Because African American adolescent males are unique and face their own challenges, they must identify texts that mark their times and their lives. If we create opportunities for this to happen, they will not only begin to trust the texts, they will begin to trust us, too. Then maybe, we ll hear one of them say, Education is on our side, or, I used to keep it gutter, but now I am all good. This is my hope.
It s not just about their literacy, says Alfred Tatum, it s about their lives. That s why no reading strategy, no literacy program, no remediation will close the achievement gap for adolescent African American males. That s why we will continue to fail our students, he writes, until reading instruction is anchored in meaningful texts that build academic and personal resiliency inside and outside school.
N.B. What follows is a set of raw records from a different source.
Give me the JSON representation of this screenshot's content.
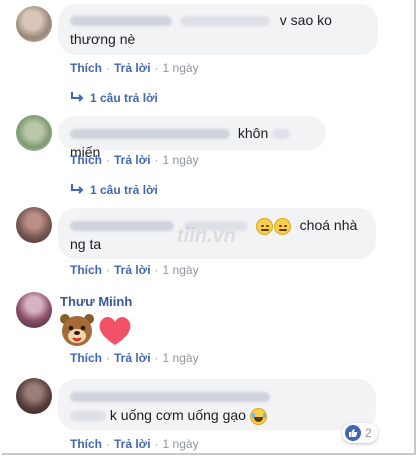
{
  "actions": {
    "like": "Thích",
    "reply": "Trả lời",
    "sep": "·",
    "time": "1 ngày"
  },
  "comments": [
    {
      "text_end": "v sao ko thương nè"
    },
    {
      "text_mid": "khôn",
      "text_end": "miến"
    },
    {
      "text_end": "choá nhà ng ta"
    },
    {
      "name": "Thưư Miinh"
    },
    {
      "text_end": "k uống cơm uống gạo"
    }
  ],
  "reply_link": "1 câu trả lời",
  "reaction_count": "2",
  "watermark": "tiin.vn",
  "colors": {
    "link": "#4267b2",
    "name": "#385898",
    "bubble": "#f2f3f5",
    "meta": "#90949c",
    "heart": "#f25268"
  },
  "icons": [
    "reply-arrow-icon",
    "smile-emoji-icon",
    "laugh-emoji-icon",
    "bear-sticker-icon",
    "heart-sticker-icon",
    "like-reaction-icon"
  ]
}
In Reading for Their Life Tatum takes a bold step beyond Teaching Reading to Black Adolescent Males. He shows how teachers can encourage adolescent African American males to connect with reading and change the trajectory of their lives by defining who they are through textual lineages texts with significance, carefully chosen for instruction because they are useful to young black males and because they matter. With works ranging from Up from Slavery and Sounder to the contemporary Handbook for Boys, Tatum helps you:
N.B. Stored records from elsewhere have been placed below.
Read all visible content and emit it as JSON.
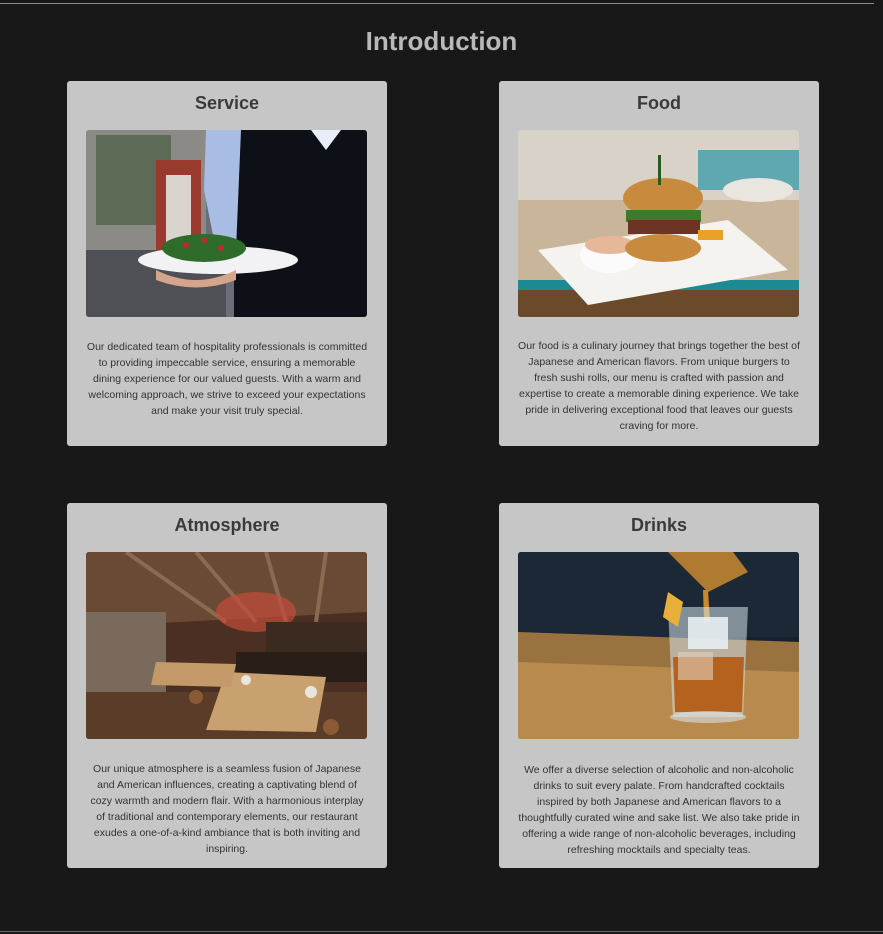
{
  "page": {
    "title": "Introduction"
  },
  "cards": [
    {
      "title": "Service",
      "image": "waiter-serving-salad-photo",
      "text": "Our dedicated team of hospitality professionals is committed to providing impeccable service, ensuring a memorable dining experience for our valued guests. With a warm and welcoming approach, we strive to exceed your expectations and make your visit truly special."
    },
    {
      "title": "Food",
      "image": "burger-plate-photo",
      "text": "Our food is a culinary journey that brings together the best of Japanese and American flavors. From unique burgers to fresh sushi rolls, our menu is crafted with passion and expertise to create a memorable dining experience. We take pride in delivering exceptional food that leaves our guests craving for more."
    },
    {
      "title": "Atmosphere",
      "image": "restaurant-interior-photo",
      "text": "Our unique atmosphere is a seamless fusion of Japanese and American influences, creating a captivating blend of cozy warmth and modern flair. With a harmonious interplay of traditional and contemporary elements, our restaurant exudes a one-of-a-kind ambiance that is both inviting and inspiring."
    },
    {
      "title": "Drinks",
      "image": "cocktail-pour-photo",
      "text": "We offer a diverse selection of alcoholic and non-alcoholic drinks to suit every palate. From handcrafted cocktails inspired by both Japanese and American flavors to a thoughtfully curated wine and sake list. We also take pride in offering a wide range of non-alcoholic beverages, including refreshing mocktails and specialty teas."
    }
  ],
  "colors": {
    "background": "#181818",
    "card": "#c6c6c6",
    "heading": "#b9b9b9",
    "card_title": "#3a3a3a",
    "text": "#333333"
  }
}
understand what adolescent African American male readers need
select enabling texts that have worked in Tatum s own teaching
build textual lineages by putting meaningful texts at the core of a challenging curriculum
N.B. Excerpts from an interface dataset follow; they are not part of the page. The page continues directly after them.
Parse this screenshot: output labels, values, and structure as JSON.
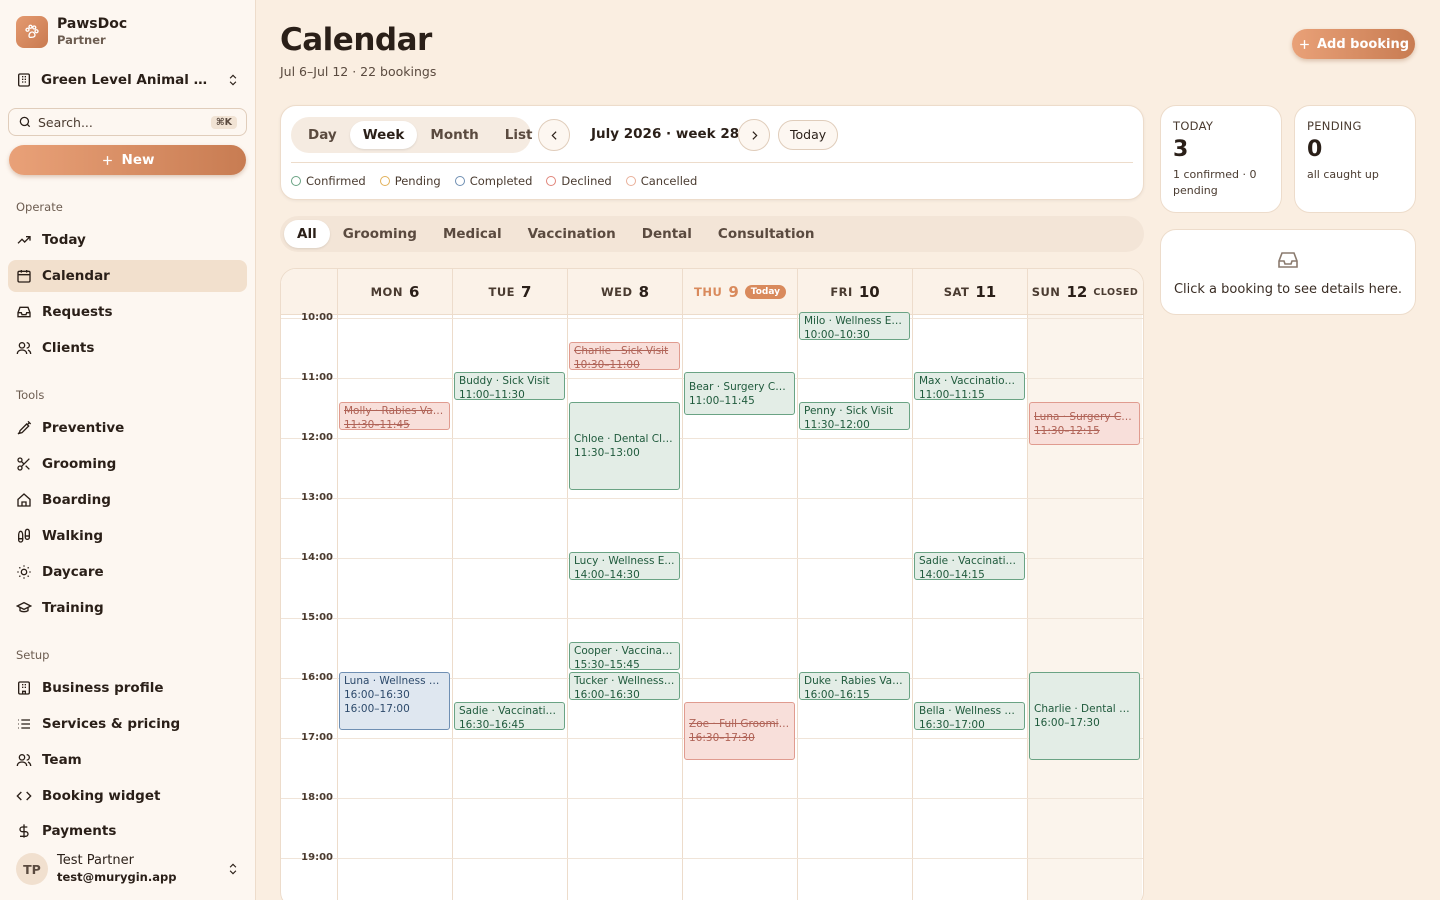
{
  "brand": {
    "name": "PawsDoc",
    "role": "Partner"
  },
  "org": {
    "name": "Green Level Animal Hos..."
  },
  "search": {
    "placeholder": "Search...",
    "shortcut": "⌘K"
  },
  "new_button": "New",
  "nav": {
    "operate_label": "Operate",
    "operate": [
      {
        "label": "Today",
        "icon": "trend-icon"
      },
      {
        "label": "Calendar",
        "icon": "calendar-icon",
        "active": true
      },
      {
        "label": "Requests",
        "icon": "inbox-icon"
      },
      {
        "label": "Clients",
        "icon": "users-icon"
      }
    ],
    "tools_label": "Tools",
    "tools": [
      {
        "label": "Preventive",
        "icon": "syringe-icon"
      },
      {
        "label": "Grooming",
        "icon": "scissors-icon"
      },
      {
        "label": "Boarding",
        "icon": "home-icon"
      },
      {
        "label": "Walking",
        "icon": "footprints-icon"
      },
      {
        "label": "Daycare",
        "icon": "sun-icon"
      },
      {
        "label": "Training",
        "icon": "graduation-cap-icon"
      }
    ],
    "setup_label": "Setup",
    "setup": [
      {
        "label": "Business profile",
        "icon": "building-icon"
      },
      {
        "label": "Services & pricing",
        "icon": "list-icon"
      },
      {
        "label": "Team",
        "icon": "team-icon"
      },
      {
        "label": "Booking widget",
        "icon": "code-icon"
      },
      {
        "label": "Payments",
        "icon": "dollar-icon"
      }
    ]
  },
  "user": {
    "initials": "TP",
    "name": "Test Partner",
    "email": "test@murygin.app"
  },
  "header": {
    "title": "Calendar",
    "subtitle": "Jul 6–Jul 12 · 22 bookings",
    "add_button": "Add booking"
  },
  "toolbar": {
    "views": [
      "Day",
      "Week",
      "Month",
      "List"
    ],
    "active_view": "Week",
    "period_label": "July 2026 · week 28",
    "today_button": "Today",
    "legend": [
      {
        "label": "Confirmed",
        "color": "#6aa384"
      },
      {
        "label": "Pending",
        "color": "#e2b15a"
      },
      {
        "label": "Completed",
        "color": "#6f8fb3"
      },
      {
        "label": "Declined",
        "color": "#e0857a"
      },
      {
        "label": "Cancelled",
        "color": "#e9b09a"
      }
    ]
  },
  "filters": {
    "items": [
      "All",
      "Grooming",
      "Medical",
      "Vaccination",
      "Dental",
      "Consultation"
    ],
    "active": "All"
  },
  "calendar": {
    "days": [
      {
        "name": "MON",
        "date": "6"
      },
      {
        "name": "TUE",
        "date": "7"
      },
      {
        "name": "WED",
        "date": "8"
      },
      {
        "name": "THU",
        "date": "9",
        "today": true,
        "badge": "Today"
      },
      {
        "name": "FRI",
        "date": "10"
      },
      {
        "name": "SAT",
        "date": "11"
      },
      {
        "name": "SUN",
        "date": "12",
        "closed": true,
        "badge": "CLOSED"
      }
    ],
    "hours": [
      "10:00",
      "11:00",
      "12:00",
      "13:00",
      "14:00",
      "15:00",
      "16:00",
      "17:00",
      "18:00",
      "19:00"
    ],
    "events": [
      {
        "day": 0,
        "title": "Molly · Rabies Vac...",
        "time": "11:30–11:45",
        "start": "11:30",
        "end": "11:45",
        "status": "declined"
      },
      {
        "day": 0,
        "title": "Luna · Wellness E...",
        "time": "16:00–16:30",
        "extra": "16:00–17:00",
        "start": "16:00",
        "end": "17:00",
        "status": "completed"
      },
      {
        "day": 1,
        "title": "Buddy · Sick Visit",
        "time": "11:00–11:30",
        "start": "11:00",
        "end": "11:30",
        "status": "confirmed"
      },
      {
        "day": 1,
        "title": "Sadie · Vaccinatio...",
        "time": "16:30–16:45",
        "start": "16:30",
        "end": "16:45",
        "status": "confirmed"
      },
      {
        "day": 2,
        "title": "Charlie · Sick Visit",
        "time": "10:30–11:00",
        "start": "10:30",
        "end": "11:00",
        "status": "declined"
      },
      {
        "day": 2,
        "title": "Chloe · Dental Cle...",
        "time": "11:30–13:00",
        "start": "11:30",
        "end": "13:00",
        "status": "confirmed"
      },
      {
        "day": 2,
        "title": "Lucy · Wellness E...",
        "time": "14:00–14:30",
        "start": "14:00",
        "end": "14:30",
        "status": "confirmed"
      },
      {
        "day": 2,
        "title": "Cooper · Vaccinati...",
        "time": "15:30–15:45",
        "start": "15:30",
        "end": "15:45",
        "status": "confirmed"
      },
      {
        "day": 2,
        "title": "Tucker · Wellness ...",
        "time": "16:00–16:30",
        "start": "16:00",
        "end": "16:30",
        "status": "confirmed"
      },
      {
        "day": 3,
        "title": "Bear · Surgery Co...",
        "time": "11:00–11:45",
        "start": "11:00",
        "end": "11:45",
        "status": "confirmed"
      },
      {
        "day": 3,
        "title": "Zoe · Full Groomin...",
        "time": "16:30–17:30",
        "start": "16:30",
        "end": "17:30",
        "status": "declined"
      },
      {
        "day": 4,
        "title": "Milo · Wellness Ex...",
        "time": "10:00–10:30",
        "start": "10:00",
        "end": "10:30",
        "status": "confirmed"
      },
      {
        "day": 4,
        "title": "Penny · Sick Visit",
        "time": "11:30–12:00",
        "start": "11:30",
        "end": "12:00",
        "status": "confirmed"
      },
      {
        "day": 4,
        "title": "Duke · Rabies Vac...",
        "time": "16:00–16:15",
        "start": "16:00",
        "end": "16:15",
        "status": "confirmed"
      },
      {
        "day": 5,
        "title": "Max · Vaccination ...",
        "time": "11:00–11:15",
        "start": "11:00",
        "end": "11:15",
        "status": "confirmed"
      },
      {
        "day": 5,
        "title": "Sadie · Vaccinatio...",
        "time": "14:00–14:15",
        "start": "14:00",
        "end": "14:15",
        "status": "confirmed"
      },
      {
        "day": 5,
        "title": "Bella · Wellness E...",
        "time": "16:30–17:00",
        "start": "16:30",
        "end": "17:00",
        "status": "confirmed"
      },
      {
        "day": 6,
        "title": "Luna · Surgery Co...",
        "time": "11:30–12:15",
        "start": "11:30",
        "end": "12:15",
        "status": "declined"
      },
      {
        "day": 6,
        "title": "Charlie · Dental Cl...",
        "time": "16:00–17:30",
        "start": "16:00",
        "end": "17:30",
        "status": "confirmed"
      }
    ]
  },
  "stats": {
    "today": {
      "label": "TODAY",
      "value": "3",
      "note": "1 confirmed · 0 pending"
    },
    "pending": {
      "label": "PENDING",
      "value": "0",
      "note": "all caught up"
    }
  },
  "detail_panel": {
    "text": "Click a booking to see details here."
  }
}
engage readers in the curriculum through essential questions, writing, and self-assessment.
African American males are not engaged in a great conspiracy to fail themselves, writes Tatum. They continue to underperform in school as they wait for educators to get it right. Join Alfred Tatum, use Reading for Their Life, and strive for a way to squeeze enabling texts for every ounce of possibility they contain for advancing the literacy development of African American adolescent males.
Alfred Tatum s textual lineage includes such works as Black Boy, The Autobiography of Malcolm X, and A Narrative of the Life of Frederick Douglas. He grew up in the Ida B. Wells housing projects in Chicago, embracing literacy as a way out of violence and poverty. Today his research and advocacy are aimed at advancing the literacy development and the lives of adolescent African American boys in urban communities and beyond. It s not about reading scores, he says, It s about scoring with reading. Alfred is the author of the NCTE James N. Britton Award winning Teaching Reading to Black Adolescent Males, an associate professor in the Literacy, Language, and Culture Program at the University of Illinois at Chicago, Director of the UIC Reading Clinic, and a former middle school teacher and reading specialist.